'Blowing the whistle' was a relatively unknown expression when the Public Interest Disclosure Act (Pida) became law in 1998, providing workers with overdue protection against dismissal or victimisation for raising concerns about illegal or unsafe practices. But since compensation is uncapped, employees are sometimes tempted to use the law tactically to get around the £70,000 to £80,000 limit on unfair dismissal compensation. One of the grounds for disclosure is that the employer is breaching a 'legal obligation', which the courts have interpreted to cover individuals complaining about breach of their own employment contract. Hardly the type of 'public interest' the legislation was ostensibly designed to protect. Yet in other ways, the law is problematic for claimants. For example, while a factual disclosure about alleged malpractice is protected, the expression of an 'opinion' or 'bare allegation' is not - a tough call for an employee to make without legal advice.
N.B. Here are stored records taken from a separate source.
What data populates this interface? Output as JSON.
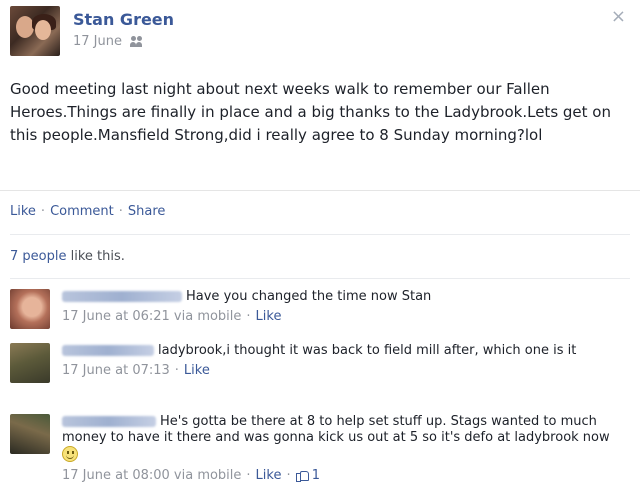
{
  "post": {
    "author": "Stan Green",
    "date": "17 June",
    "audience_icon": "friends-icon",
    "close_label": "×",
    "text": "Good meeting last night about next weeks walk to remember our Fallen Heroes.Things are finally in place and a big thanks to the Ladybrook.Lets get on this people.Mansfield Strong,did i really agree to 8 Sunday morning?lol"
  },
  "actions": {
    "like": "Like",
    "comment": "Comment",
    "share": "Share",
    "separator": "·"
  },
  "likes": {
    "people": "7 people",
    "suffix": " like this."
  },
  "comments": [
    {
      "text": "Have you changed the time now Stan",
      "time": "17 June at 06:21 via mobile",
      "like": "Like"
    },
    {
      "text": "ladybrook,i thought it was back to field mill after, which one is it",
      "time": "17 June at 07:13",
      "like": "Like"
    },
    {
      "text": "He's gotta be there at 8 to help set stuff up. Stags wanted to much money to have it there and was gonna kick us out at 5 so it's defo at ladybrook now",
      "time": "17 June at 08:00 via mobile",
      "like": "Like",
      "like_count": "1"
    }
  ],
  "colors": {
    "link": "#3b5998",
    "meta": "#90949c",
    "divider": "#e5e5e5"
  }
}
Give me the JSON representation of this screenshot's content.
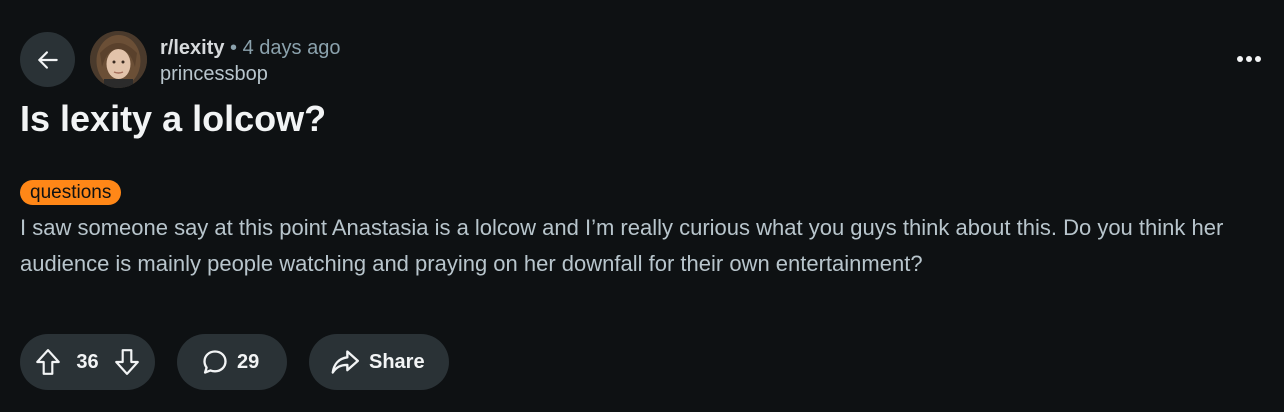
{
  "post": {
    "subreddit": "r/lexity",
    "separator": "•",
    "time_ago": "4 days ago",
    "author": "princessbop",
    "title": "Is lexity a lolcow?",
    "flair": "questions",
    "body": "I saw someone say at this point Anastasia is a lolcow and I’m really curious what you guys think about this. Do you think her audience is mainly people watching and praying on her downfall for their own entertainment?"
  },
  "actions": {
    "votes": "36",
    "comments": "29",
    "share_label": "Share"
  },
  "icons": {
    "back": "arrow-left-icon",
    "more": "more-horizontal-icon",
    "upvote": "upvote-arrow-icon",
    "downvote": "downvote-arrow-icon",
    "comment": "comment-bubble-icon",
    "share": "share-arrow-icon"
  },
  "colors": {
    "background": "#0e1113",
    "button_bg": "#2a3236",
    "flair_bg": "#ff8717",
    "title": "#f2f4f5",
    "body_text": "#b8c5cc",
    "muted": "#8ba2ad"
  }
}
We're not blowing the whistle on Pida as being unfit for purpose, but fine-tuning is needed so it properly protects deserving workers while excluding those dressing up private agendas.
- Michael Burd and James Davies, Lewis Silkin LLP solicitors, email: firstname.lastname@example.org